- After each campaign, delete the hard bounces and “complainers” from your list—and delete them permanently. Inactive accounts remain inactive; “complainers” do not receive your email messages.
- Avoid changing IP addresses or domains. It is no longer possible to hide your identity with “burnt IPs”. Internet Service Providers now want to know who you are and to create a report regarding your activities.
Note: If you’re having trouble with your reputation, remove people who don’t respond to your emails and only send emails to the most engaged users until you’re back in their inbox.
- Avoid spam words in your headline. Using all caps, “%,” or “!” signs or spammy terms like “free,” “winner,” “cash,” and “urgent” are all bad practices.
- Make sure the “from” domain matches the real sending domain (or parent domain). In other words, the domain being displayed should be the same as the one you are sending from.
- Links to external domains as well as links with a different description than the target should be avoided.
- Before sending your campaign to the entire audience, test it. You may need custom software development before submission, content testing, and recommendations to post-submission statistics (Open Rates, Click-Through Rates, Click-To-Open Rates, Unsubscribe Rates) for future content optimization.
- Ensure that all new contacts are added to your mailing list through a double-opt-in, as well as that you maintain accurate authorization information for already existing subscribers. This is when someone chooses to join a mailing list, they must go through a double opt-in process.

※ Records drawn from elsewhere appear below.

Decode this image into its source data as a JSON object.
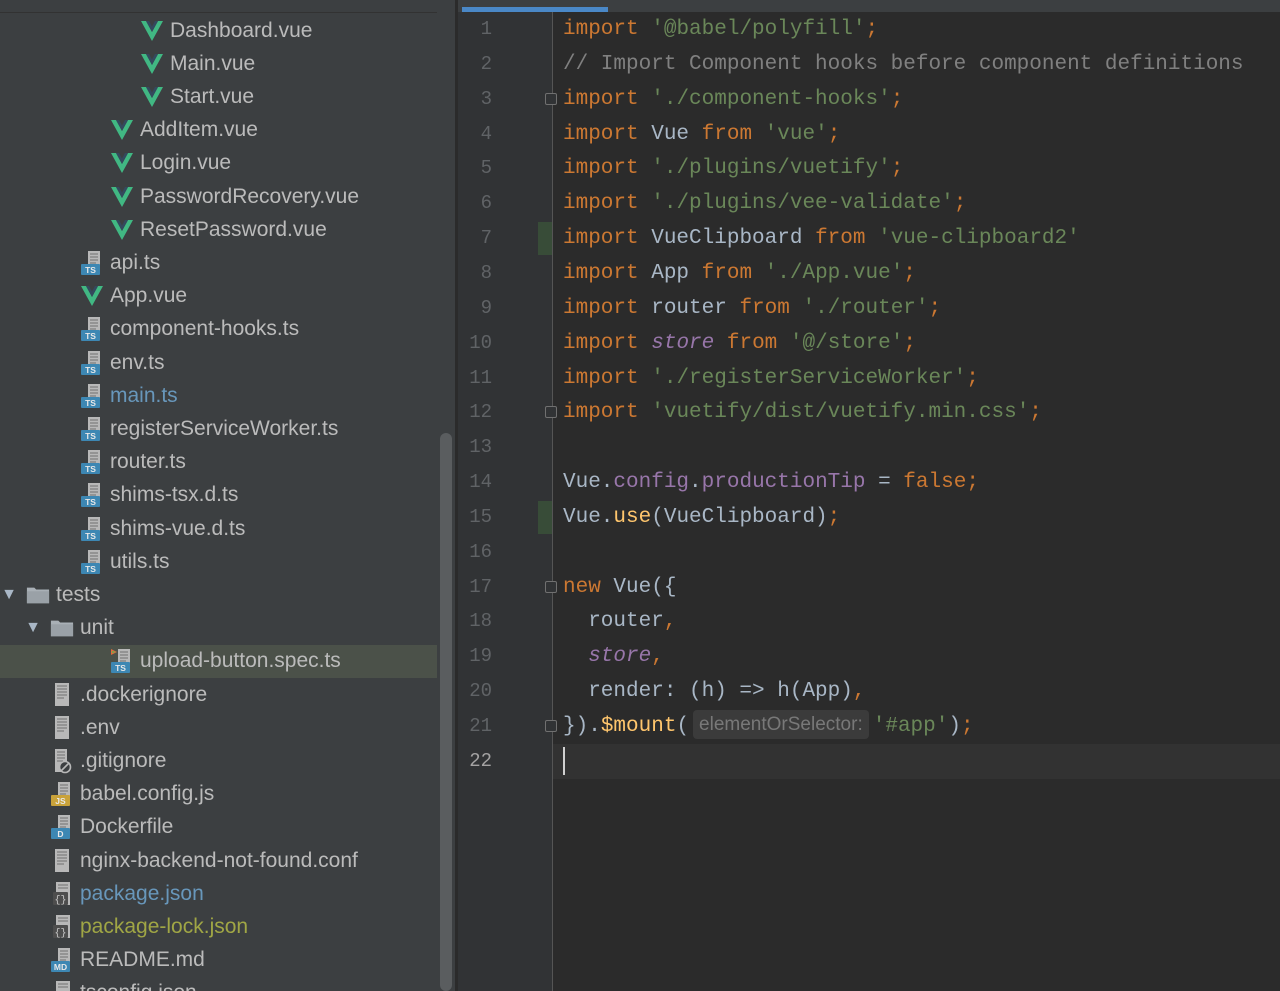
{
  "colors": {
    "sidebar_bg": "#3c3f41",
    "editor_bg": "#2b2b2b",
    "selection_bg": "#4b5149",
    "vue_green": "#41b883",
    "ts_blue": "#3d87b3",
    "keyword": "#cc7832",
    "string": "#6a8759",
    "comment": "#808080",
    "member": "#9876aa",
    "function": "#ffc66d"
  },
  "tree": [
    {
      "label": "Dashboard.vue",
      "icon": "vue-icon"
    },
    {
      "label": "Main.vue",
      "icon": "vue-icon"
    },
    {
      "label": "Start.vue",
      "icon": "vue-icon"
    },
    {
      "label": "AddItem.vue",
      "icon": "vue-icon"
    },
    {
      "label": "Login.vue",
      "icon": "vue-icon"
    },
    {
      "label": "PasswordRecovery.vue",
      "icon": "vue-icon"
    },
    {
      "label": "ResetPassword.vue",
      "icon": "vue-icon"
    },
    {
      "label": "api.ts",
      "icon": "typescript-file-icon"
    },
    {
      "label": "App.vue",
      "icon": "vue-icon"
    },
    {
      "label": "component-hooks.ts",
      "icon": "typescript-file-icon"
    },
    {
      "label": "env.ts",
      "icon": "typescript-file-icon"
    },
    {
      "label": "main.ts",
      "icon": "typescript-file-icon",
      "state": "modified"
    },
    {
      "label": "registerServiceWorker.ts",
      "icon": "typescript-file-icon"
    },
    {
      "label": "router.ts",
      "icon": "typescript-file-icon"
    },
    {
      "label": "shims-tsx.d.ts",
      "icon": "typescript-file-icon"
    },
    {
      "label": "shims-vue.d.ts",
      "icon": "typescript-file-icon"
    },
    {
      "label": "utils.ts",
      "icon": "typescript-file-icon"
    },
    {
      "label": "tests",
      "icon": "folder-icon",
      "expanded": true
    },
    {
      "label": "unit",
      "icon": "folder-icon",
      "expanded": true
    },
    {
      "label": "upload-button.spec.ts",
      "icon": "typescript-test-file-icon",
      "selected": true
    },
    {
      "label": ".dockerignore",
      "icon": "text-file-icon"
    },
    {
      "label": ".env",
      "icon": "text-file-icon"
    },
    {
      "label": ".gitignore",
      "icon": "ignore-file-icon"
    },
    {
      "label": "babel.config.js",
      "icon": "javascript-file-icon"
    },
    {
      "label": "Dockerfile",
      "icon": "docker-file-icon"
    },
    {
      "label": "nginx-backend-not-found.conf",
      "icon": "text-file-icon"
    },
    {
      "label": "package.json",
      "icon": "json-file-icon",
      "state": "modified"
    },
    {
      "label": "package-lock.json",
      "icon": "json-file-icon",
      "state": "changed"
    },
    {
      "label": "README.md",
      "icon": "markdown-file-icon"
    },
    {
      "label": "tsconfig.json",
      "icon": "json-file-icon"
    }
  ],
  "icon_badges": {
    "ts": "TS",
    "js": "JS",
    "md": "MD",
    "docker": "D",
    "json": "{}"
  },
  "editor": {
    "current_line": 22,
    "code_lines": [
      "import '@babel/polyfill';",
      "// Import Component hooks before component definitions",
      "import './component-hooks';",
      "import Vue from 'vue';",
      "import './plugins/vuetify';",
      "import './plugins/vee-validate';",
      "import VueClipboard from 'vue-clipboard2'",
      "import App from './App.vue';",
      "import router from './router';",
      "import store from '@/store';",
      "import './registerServiceWorker';",
      "import 'vuetify/dist/vuetify.min.css';",
      "",
      "Vue.config.productionTip = false;",
      "Vue.use(VueClipboard);",
      "",
      "new Vue({",
      "  router,",
      "  store,",
      "  render: (h) => h(App),",
      "}).$mount('#app');",
      ""
    ],
    "parameter_hint": "elementOrSelector:"
  }
}
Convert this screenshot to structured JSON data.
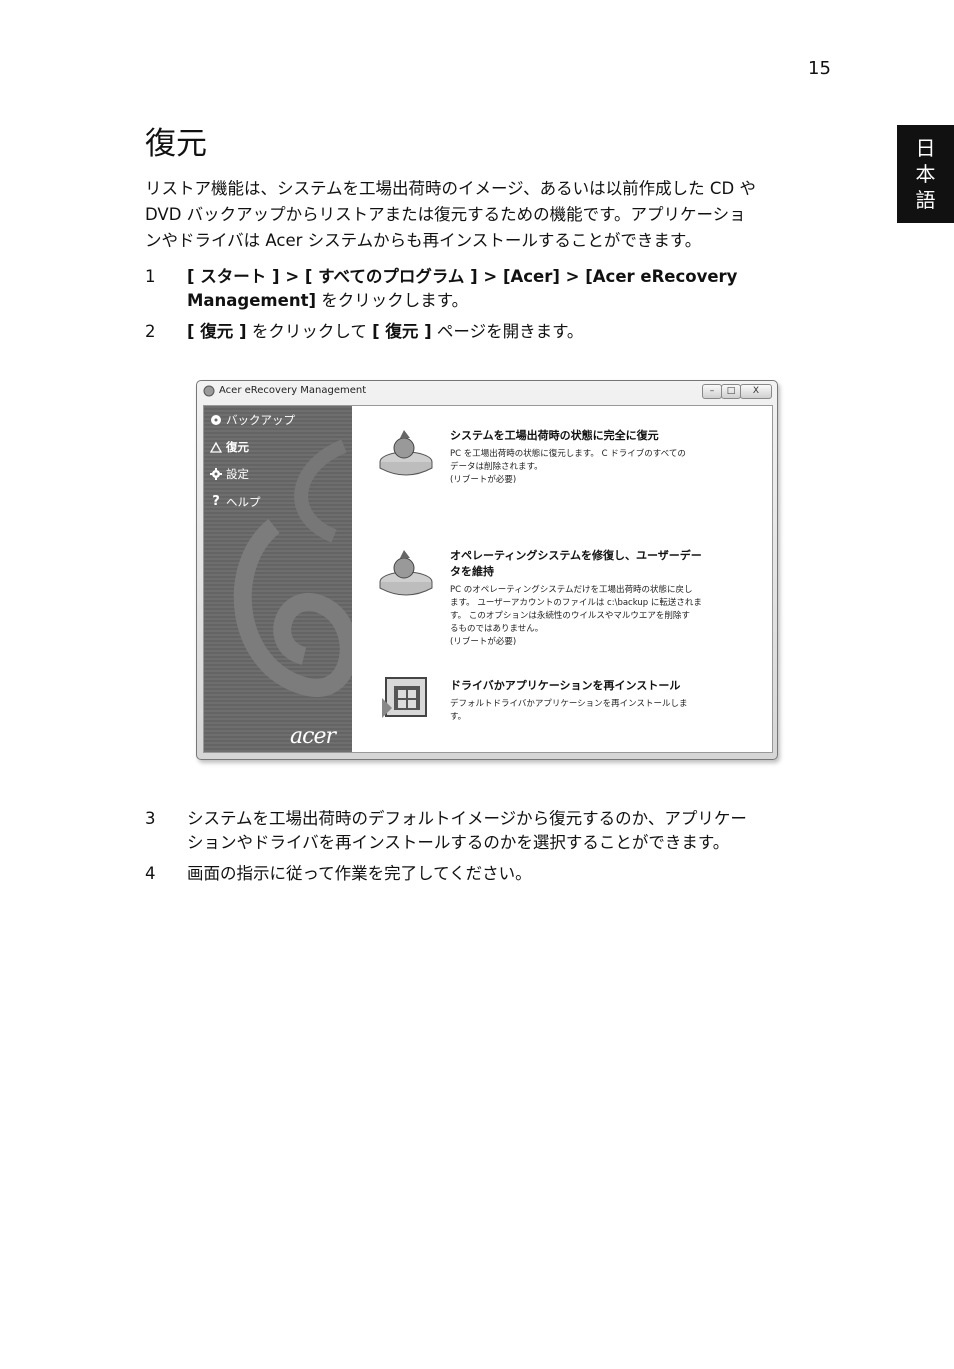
{
  "page_number": "15",
  "language_tab": [
    "日",
    "本",
    "語"
  ],
  "title": "復元",
  "intro": [
    "リストア機能は、システムを工場出荷時のイメージ、あるいは以前作成した CD や",
    "DVD バックアップからリストアまたは復元するための機能です。アプリケーショ",
    "ンやドライバは Acer システムからも再インストールすることができます。"
  ],
  "steps": [
    {
      "num": "1",
      "bold": "[ スタート ] > [ すべてのプログラム ] > [Acer] > [Acer eRecovery",
      "bold2": "Management]",
      "rest": " をクリックします。"
    },
    {
      "num": "2",
      "bold": "[ 復元 ]",
      "mid": " をクリックして ",
      "bold2": "[ 復元 ]",
      "rest": " ページを開きます。"
    },
    {
      "num": "3",
      "line1": "システムを工場出荷時のデフォルトイメージから復元するのか、アプリケー",
      "line2": "ションやドライバを再インストールするのかを選択することができます。"
    },
    {
      "num": "4",
      "line1": "画面の指示に従って作業を完了してください。"
    }
  ],
  "window": {
    "title": "Acer eRecovery Management",
    "buttons": {
      "minimize": "–",
      "maximize": "□",
      "close": "X"
    },
    "sidebar": [
      {
        "label": "バックアップ",
        "icon": "disc-icon"
      },
      {
        "label": "復元",
        "icon": "restore-icon"
      },
      {
        "label": "設定",
        "icon": "gear-icon"
      },
      {
        "label": "ヘルプ",
        "icon": "help-icon"
      }
    ],
    "logo": "acer",
    "options": [
      {
        "title": "システムを工場出荷時の状態に完全に復元",
        "desc": [
          "PC を工場出荷時の状態に復元します。 C ドライブのすべての",
          "データは削除されます。",
          "(リブートが必要)"
        ]
      },
      {
        "title": [
          "オペレーティングシステムを修復し、ユーザーデー",
          "タを維持"
        ],
        "desc": [
          "PC のオペレーティングシステムだけを工場出荷時の状態に戻し",
          "ます。 ユーザーアカウントのファイルは c:\\backup に転送されま",
          "す。 このオプションは永続性のウイルスやマルウエアを削除す",
          "るものではありません。",
          "(リブートが必要)"
        ]
      },
      {
        "title": "ドライバかアプリケーションを再インストール",
        "desc": [
          "デフォルトドライバかアプリケーションを再インストールしま",
          "す。"
        ]
      }
    ]
  }
}
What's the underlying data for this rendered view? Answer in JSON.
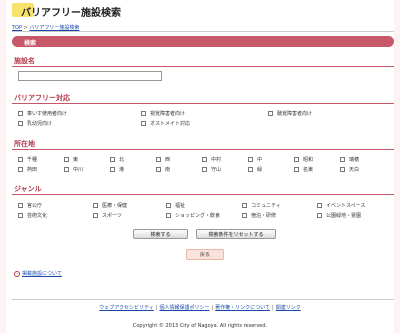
{
  "page": {
    "title": "バリアフリー施設検索"
  },
  "breadcrumb": {
    "home": "TOP",
    "separator": ">",
    "current": "バリアフリー施設検索"
  },
  "search_header": "検索",
  "facility_name": {
    "title": "施設名",
    "value": ""
  },
  "barrier_free": {
    "title": "バリアフリー対応",
    "options": [
      "車いす使用者向け",
      "視覚障害者向け",
      "聴覚障害者向け",
      "乳幼児向け",
      "オストメイト対応"
    ]
  },
  "location": {
    "title": "所在地",
    "wards": [
      "千種",
      "東",
      "北",
      "西",
      "中村",
      "中",
      "昭和",
      "瑞穂",
      "熱田",
      "中川",
      "港",
      "南",
      "守山",
      "緑",
      "名東",
      "天白"
    ]
  },
  "genre": {
    "title": "ジャンル",
    "options": [
      "官公庁",
      "医療・保健",
      "福祉",
      "コミュニティ",
      "イベントスペース",
      "芸術文化",
      "スポーツ",
      "ショッピング・飲食",
      "宿泊・研修",
      "公園緑地・霊園"
    ]
  },
  "buttons": {
    "search": "検索する",
    "reset": "検索条件をリセットする",
    "back": "戻る"
  },
  "about_link": "掲載施設について",
  "footer": {
    "links": [
      "ウェブアクセシビリティ",
      "個人情報保護ポリシー",
      "著作権・リンクについて",
      "関連リンク"
    ],
    "copyright": "Copyright © 2013 City of Nagoya. All rights reserved."
  },
  "colors": {
    "accent": "#c7586a",
    "section_title": "#b23a4a",
    "link": "#1a4aa8",
    "title_deco": "#f7e36b"
  }
}
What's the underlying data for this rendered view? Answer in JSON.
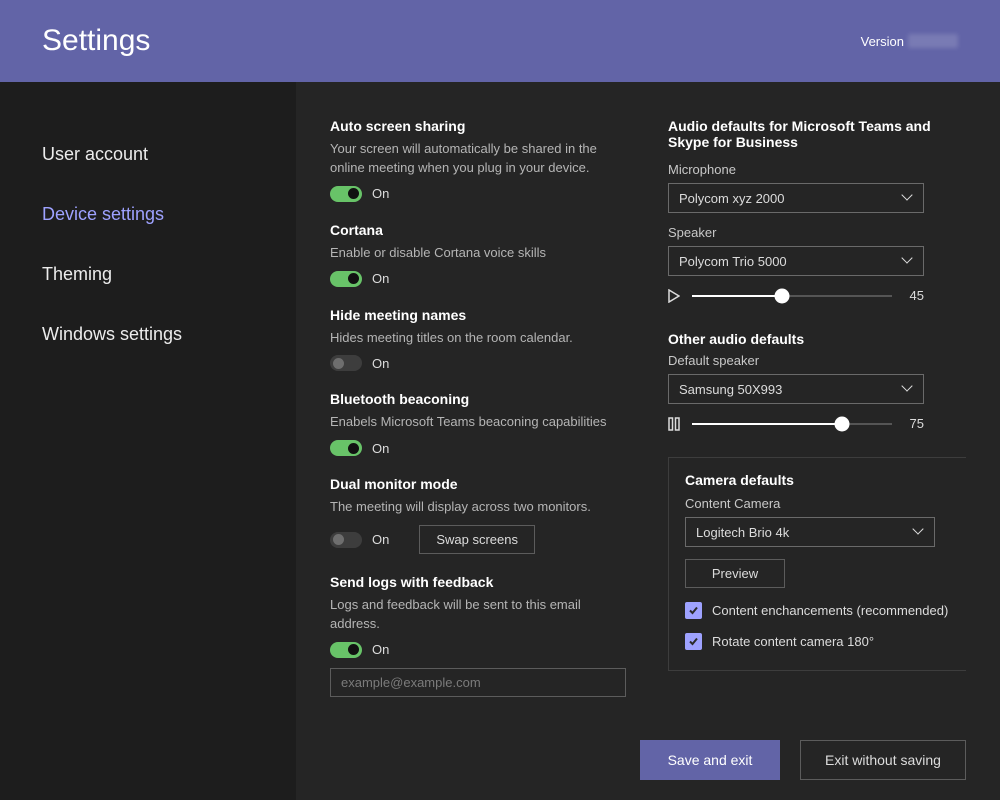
{
  "header": {
    "title": "Settings",
    "version_label": "Version"
  },
  "sidebar": {
    "items": [
      {
        "label": "User account"
      },
      {
        "label": "Device settings"
      },
      {
        "label": "Theming"
      },
      {
        "label": "Windows settings"
      }
    ],
    "active_index": 1
  },
  "left": {
    "auto_share": {
      "title": "Auto screen sharing",
      "desc": "Your screen will automatically be shared in the online meeting when you plug in your device.",
      "state_label": "On"
    },
    "cortana": {
      "title": "Cortana",
      "desc": "Enable or disable Cortana voice skills",
      "state_label": "On"
    },
    "hide_names": {
      "title": "Hide meeting names",
      "desc": "Hides meeting titles on the room calendar.",
      "state_label": "On"
    },
    "bt_beacon": {
      "title": "Bluetooth beaconing",
      "desc": "Enabels Microsoft Teams beaconing capabilities",
      "state_label": "On"
    },
    "dual_monitor": {
      "title": "Dual monitor mode",
      "desc": "The meeting will display across two monitors.",
      "state_label": "On",
      "swap_button": "Swap screens"
    },
    "logs": {
      "title": "Send logs with feedback",
      "desc": "Logs and feedback will be sent to this email address.",
      "state_label": "On",
      "email_placeholder": "example@example.com"
    }
  },
  "right": {
    "audio": {
      "title": "Audio defaults for Microsoft Teams and Skype for Business",
      "mic_label": "Microphone",
      "mic_value": "Polycom xyz 2000",
      "speaker_label": "Speaker",
      "speaker_value": "Polycom Trio 5000",
      "speaker_volume": 45
    },
    "other": {
      "title": "Other audio defaults",
      "default_sp_label": "Default speaker",
      "default_sp_value": "Samsung 50X993",
      "default_sp_volume": 75
    },
    "camera": {
      "title": "Camera defaults",
      "content_cam_label": "Content Camera",
      "content_cam_value": "Logitech Brio 4k",
      "preview_btn": "Preview",
      "enhance_label": "Content enchancements (recommended)",
      "rotate_label": "Rotate content camera 180°"
    }
  },
  "footer": {
    "save": "Save and exit",
    "exit": "Exit without saving"
  }
}
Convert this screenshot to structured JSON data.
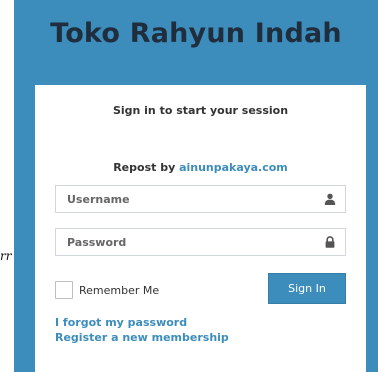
{
  "brand": {
    "title": "Toko Rahyun Indah",
    "accent_color": "#3c8dbc"
  },
  "login": {
    "session_message": "Sign in to start your session",
    "repost_prefix": "Repost by ",
    "repost_link": "ainunpakaya.com",
    "username_placeholder": "Username",
    "username_icon": "user-icon",
    "password_placeholder": "Password",
    "password_icon": "lock-icon",
    "remember_label": "Remember Me",
    "signin_label": "Sign In",
    "forgot_link": "I forgot my password",
    "register_link": "Register a new membership"
  },
  "edge_fragment": "rr"
}
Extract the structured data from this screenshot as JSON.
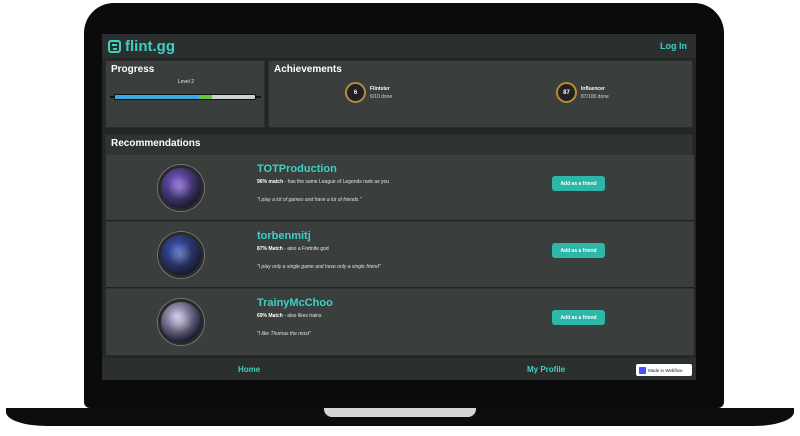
{
  "app": {
    "brand": "flint.gg",
    "login_label": "Log In"
  },
  "progress": {
    "title": "Progress",
    "level_label": "Level 2",
    "fill_fraction": 0.6,
    "highlight_fraction": 0.09
  },
  "achievements": {
    "title": "Achievements",
    "items": [
      {
        "count": "6",
        "name": "Flintster",
        "status": "6/10 done",
        "icon": "flint-ring-icon"
      },
      {
        "count": "87",
        "name": "Influencer",
        "status": "87/100 done",
        "icon": "influencer-ring-icon"
      }
    ]
  },
  "recommendations": {
    "title": "Recommendations",
    "items": [
      {
        "name": "TOTProduction",
        "match_pct": "96% match",
        "reason": " - has the same League of Legends rank as you",
        "quote": "\"I play a lot of games and have a lot of friends.\"",
        "button": "Add as a friend",
        "avatar_color": "#7a5ad0"
      },
      {
        "name": "torbenmitj",
        "match_pct": "87% Match",
        "reason": " - also a Fortnite god",
        "quote": "\"I play only a single game and have only a single friend\"",
        "button": "Add as a friend",
        "avatar_color": "#3b58b8"
      },
      {
        "name": "TrainyMcChoo",
        "match_pct": "69% Match",
        "reason": " - also likes trains",
        "quote": "\"I like Thomas the most\"",
        "button": "Add as a friend",
        "avatar_color": "#c9c4e8"
      }
    ]
  },
  "footer": {
    "home": "Home",
    "profile": "My Profile",
    "badge": "Made in Webflow"
  },
  "colors": {
    "accent": "#3fd0c4",
    "button": "#2db7a9",
    "panel": "#3a3e3d",
    "background": "#222625"
  }
}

This means they receive an email with a link they must click to confirm their subscription.
- All sending domains should be configured to enforce DMARC (force reject policy after testing) and BIMI (Brand Indicators for Message Identification) restrictions. When a DMARC policy is set to p=reject, email receivers are directed to decline any message that does not pass the DMARC validation.
- An email must contain an unsubscribe option, the sender’s name, contact information, and a legal disclaimer, in addition to everything else mentioned above.
To Sum It Up
Finally, poor email deliverability can also be a symptom of a reputation management issue. The most important consideration when choosing an email marketing partner is how well your company’s reputation is being managed online. Poorly managed email campaigns can lose employees, customers, and partners. The best way to avoid this is to consistently monitor your email deliverability and take corrective action as necessary.
In the next part of our review, we’ll tell you more about what email delivery is and why it’s significant.